The two companies started their partnership arrangement in 2006. They successfully identifyied gene-traits associated with wood quality improvements in pine trees. The research conducted at ArborGen discovered more than one hundred new genes for testing in Loblolly Pine.
The companies expect the partnership to focus on developing and applying the valuable traits of trees over the next three years. The most valuable traits they hope to determine are improved growth and superior wood quality, for applications that suit biomaterials and traditional commercial forestry.
President and CEO of ArborGen, Barbara Wells, Ph.D., noted that “Our ongoing partnership with Scion brings together two leaders in forestry biotechnology, creating exciting synergies for breakthrough discoveries and product development.”
Scion’s CEO, Tom Richardson, Ph.D., looking to the future, said he expects major changes in plantation forests, as their work progresses. Richardson foresees not only traditional forest products, but also trees being grown for a wider range of purposes. The traditional forest products include bioenergy, manufacturing and other bio-based products.
Already, the two companies have developed a pipeline of lead candidates and they expect the rate of new discoveries to accelerate. Speaking about the partnership with ArborGen, Richardson said it has, “already led to discoveries for enhancing growth and wood characteristics in trees. The groundwork done to date provides a solid foundation for this partnership to deliver value to forestry in the future.”
The collaboration between the two companies has significant potential for the future of forestry.
Elspeth MacRae, Ph.D., group manager of bioproduct development at Scion and Maud Hinchee, Ph.D., chief science officer at ArborGen said that even small incremental improvements in growth or wood density across the millions of trees planted annually in the United States and New Zealand will improve per acre productivity. These enhancements alone are expected to relieve pressure on native forests at the same time as satisfying the increasing demand for wood, fiber and energy.
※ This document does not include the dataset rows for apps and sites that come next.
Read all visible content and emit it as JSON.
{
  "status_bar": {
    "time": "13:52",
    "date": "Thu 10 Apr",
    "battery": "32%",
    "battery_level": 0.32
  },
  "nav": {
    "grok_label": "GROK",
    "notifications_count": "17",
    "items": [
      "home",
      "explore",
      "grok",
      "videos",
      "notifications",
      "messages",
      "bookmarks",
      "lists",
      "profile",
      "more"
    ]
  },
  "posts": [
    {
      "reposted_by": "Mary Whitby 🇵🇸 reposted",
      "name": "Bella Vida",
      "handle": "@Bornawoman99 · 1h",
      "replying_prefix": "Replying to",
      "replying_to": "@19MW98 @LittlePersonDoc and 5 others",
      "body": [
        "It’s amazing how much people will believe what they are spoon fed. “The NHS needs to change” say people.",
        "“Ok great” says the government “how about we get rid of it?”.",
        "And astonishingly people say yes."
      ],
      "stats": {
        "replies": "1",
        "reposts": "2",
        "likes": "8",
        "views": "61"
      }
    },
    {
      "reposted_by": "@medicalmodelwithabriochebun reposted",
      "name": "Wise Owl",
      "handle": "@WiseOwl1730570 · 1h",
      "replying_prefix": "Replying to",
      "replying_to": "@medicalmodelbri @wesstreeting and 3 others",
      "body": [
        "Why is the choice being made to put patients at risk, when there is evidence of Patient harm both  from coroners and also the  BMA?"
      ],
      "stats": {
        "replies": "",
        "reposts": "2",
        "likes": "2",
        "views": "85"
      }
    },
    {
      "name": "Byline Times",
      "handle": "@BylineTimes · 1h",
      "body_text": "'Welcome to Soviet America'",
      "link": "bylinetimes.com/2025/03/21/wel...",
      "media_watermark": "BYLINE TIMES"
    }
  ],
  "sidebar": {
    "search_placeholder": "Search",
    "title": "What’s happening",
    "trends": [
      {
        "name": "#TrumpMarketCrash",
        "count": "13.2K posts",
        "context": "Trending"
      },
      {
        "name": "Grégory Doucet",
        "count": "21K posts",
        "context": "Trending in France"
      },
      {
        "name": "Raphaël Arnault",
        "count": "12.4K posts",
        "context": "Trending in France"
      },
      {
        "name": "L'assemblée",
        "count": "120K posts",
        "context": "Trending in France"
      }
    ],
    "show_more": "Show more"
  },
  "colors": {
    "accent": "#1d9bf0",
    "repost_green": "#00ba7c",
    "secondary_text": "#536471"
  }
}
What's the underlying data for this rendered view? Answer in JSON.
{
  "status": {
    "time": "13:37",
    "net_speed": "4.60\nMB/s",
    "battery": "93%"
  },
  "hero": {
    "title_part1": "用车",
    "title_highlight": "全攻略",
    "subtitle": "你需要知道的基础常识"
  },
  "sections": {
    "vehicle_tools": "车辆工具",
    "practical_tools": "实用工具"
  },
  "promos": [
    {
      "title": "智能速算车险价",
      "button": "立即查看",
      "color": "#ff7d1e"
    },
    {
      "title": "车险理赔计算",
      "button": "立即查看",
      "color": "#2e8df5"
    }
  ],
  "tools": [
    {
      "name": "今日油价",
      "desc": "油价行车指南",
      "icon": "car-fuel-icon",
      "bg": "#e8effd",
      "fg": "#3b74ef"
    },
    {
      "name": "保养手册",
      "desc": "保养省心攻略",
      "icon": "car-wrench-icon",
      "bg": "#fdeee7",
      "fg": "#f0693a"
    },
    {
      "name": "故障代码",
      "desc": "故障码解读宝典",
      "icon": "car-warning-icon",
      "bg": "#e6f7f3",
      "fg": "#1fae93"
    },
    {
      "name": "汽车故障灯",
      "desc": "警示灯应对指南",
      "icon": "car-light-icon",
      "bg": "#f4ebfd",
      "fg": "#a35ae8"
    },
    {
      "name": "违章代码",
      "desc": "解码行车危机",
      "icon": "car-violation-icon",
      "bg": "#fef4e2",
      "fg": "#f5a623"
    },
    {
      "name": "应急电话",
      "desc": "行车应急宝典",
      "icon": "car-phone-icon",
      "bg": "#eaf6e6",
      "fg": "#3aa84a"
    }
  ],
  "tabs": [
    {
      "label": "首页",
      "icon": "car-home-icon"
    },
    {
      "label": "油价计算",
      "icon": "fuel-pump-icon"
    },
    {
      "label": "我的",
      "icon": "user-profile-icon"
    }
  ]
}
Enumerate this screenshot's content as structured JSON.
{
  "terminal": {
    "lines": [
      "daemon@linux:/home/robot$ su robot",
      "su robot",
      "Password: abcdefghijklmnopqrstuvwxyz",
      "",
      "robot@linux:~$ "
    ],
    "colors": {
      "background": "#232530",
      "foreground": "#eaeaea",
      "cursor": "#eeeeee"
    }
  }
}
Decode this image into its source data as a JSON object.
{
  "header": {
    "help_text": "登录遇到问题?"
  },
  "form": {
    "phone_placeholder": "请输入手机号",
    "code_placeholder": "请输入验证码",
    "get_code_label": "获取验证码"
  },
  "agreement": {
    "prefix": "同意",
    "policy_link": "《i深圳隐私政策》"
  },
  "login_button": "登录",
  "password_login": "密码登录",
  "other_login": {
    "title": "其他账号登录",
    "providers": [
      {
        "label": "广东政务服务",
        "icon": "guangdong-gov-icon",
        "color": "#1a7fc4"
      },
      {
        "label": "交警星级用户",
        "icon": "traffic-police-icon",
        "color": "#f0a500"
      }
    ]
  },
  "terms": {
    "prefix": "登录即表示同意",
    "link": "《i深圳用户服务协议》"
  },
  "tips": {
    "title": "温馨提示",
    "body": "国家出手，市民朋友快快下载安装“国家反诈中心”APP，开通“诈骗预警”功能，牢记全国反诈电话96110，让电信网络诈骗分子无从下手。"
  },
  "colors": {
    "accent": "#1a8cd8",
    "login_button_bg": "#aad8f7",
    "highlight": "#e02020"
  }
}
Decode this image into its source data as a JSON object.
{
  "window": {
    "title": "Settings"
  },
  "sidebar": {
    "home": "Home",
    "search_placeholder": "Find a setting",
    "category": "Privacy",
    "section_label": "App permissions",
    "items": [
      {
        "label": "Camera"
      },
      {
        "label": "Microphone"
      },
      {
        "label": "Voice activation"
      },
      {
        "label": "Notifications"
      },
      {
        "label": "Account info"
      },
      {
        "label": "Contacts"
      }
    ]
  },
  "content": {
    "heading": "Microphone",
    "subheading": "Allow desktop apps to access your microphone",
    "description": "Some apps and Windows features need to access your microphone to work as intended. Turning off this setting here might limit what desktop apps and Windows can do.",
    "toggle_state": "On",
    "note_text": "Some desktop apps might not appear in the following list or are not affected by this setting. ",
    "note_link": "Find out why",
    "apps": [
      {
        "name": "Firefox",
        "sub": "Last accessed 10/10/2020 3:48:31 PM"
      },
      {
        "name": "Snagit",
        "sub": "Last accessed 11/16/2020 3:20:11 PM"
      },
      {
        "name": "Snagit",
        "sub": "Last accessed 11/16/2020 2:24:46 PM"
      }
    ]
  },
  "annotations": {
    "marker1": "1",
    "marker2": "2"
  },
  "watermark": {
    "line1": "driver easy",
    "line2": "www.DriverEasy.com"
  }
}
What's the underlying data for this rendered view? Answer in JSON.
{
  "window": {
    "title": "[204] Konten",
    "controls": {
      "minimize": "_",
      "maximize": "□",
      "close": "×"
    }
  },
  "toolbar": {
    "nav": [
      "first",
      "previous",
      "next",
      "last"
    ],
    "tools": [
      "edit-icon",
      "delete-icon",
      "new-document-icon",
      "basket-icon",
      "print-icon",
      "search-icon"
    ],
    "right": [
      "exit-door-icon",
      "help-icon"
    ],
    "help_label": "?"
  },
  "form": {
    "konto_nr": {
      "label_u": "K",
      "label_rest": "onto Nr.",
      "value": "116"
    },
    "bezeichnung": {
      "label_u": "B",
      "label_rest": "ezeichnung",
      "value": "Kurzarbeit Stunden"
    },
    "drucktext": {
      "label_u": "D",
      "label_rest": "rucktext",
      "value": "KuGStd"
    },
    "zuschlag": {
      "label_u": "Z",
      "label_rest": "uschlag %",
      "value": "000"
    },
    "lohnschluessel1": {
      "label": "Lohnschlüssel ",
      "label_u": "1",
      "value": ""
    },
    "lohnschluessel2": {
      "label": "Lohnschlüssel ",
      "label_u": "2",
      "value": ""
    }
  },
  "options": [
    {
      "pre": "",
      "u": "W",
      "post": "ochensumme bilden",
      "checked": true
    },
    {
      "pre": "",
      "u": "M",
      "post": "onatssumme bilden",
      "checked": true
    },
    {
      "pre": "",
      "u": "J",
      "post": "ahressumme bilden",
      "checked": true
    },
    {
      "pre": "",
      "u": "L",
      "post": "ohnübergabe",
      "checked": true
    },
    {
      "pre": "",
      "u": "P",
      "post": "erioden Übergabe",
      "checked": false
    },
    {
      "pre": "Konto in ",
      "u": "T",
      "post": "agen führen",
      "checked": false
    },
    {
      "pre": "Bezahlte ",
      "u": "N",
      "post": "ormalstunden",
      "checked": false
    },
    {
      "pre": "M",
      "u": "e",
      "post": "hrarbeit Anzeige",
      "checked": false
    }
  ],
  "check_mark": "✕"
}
ArborGen Australasia’s general manager, Greg Mann, said “ArborGen is dedicated to improving tree performance and the productivity of purpose grown trees for a growing global economy. From bioenergy to pulp and paper, packaging, and lumber, trees produce through this partnership will produce more of what we need far more efficiently than we can do currently.”
The major problems for forests include the never-ending increase in demand, plus issues that reduce supply, such as pollution, climate change, disease and insects. ArborGen said biotechnology has the potential to solve many of the problems facing forests around the world.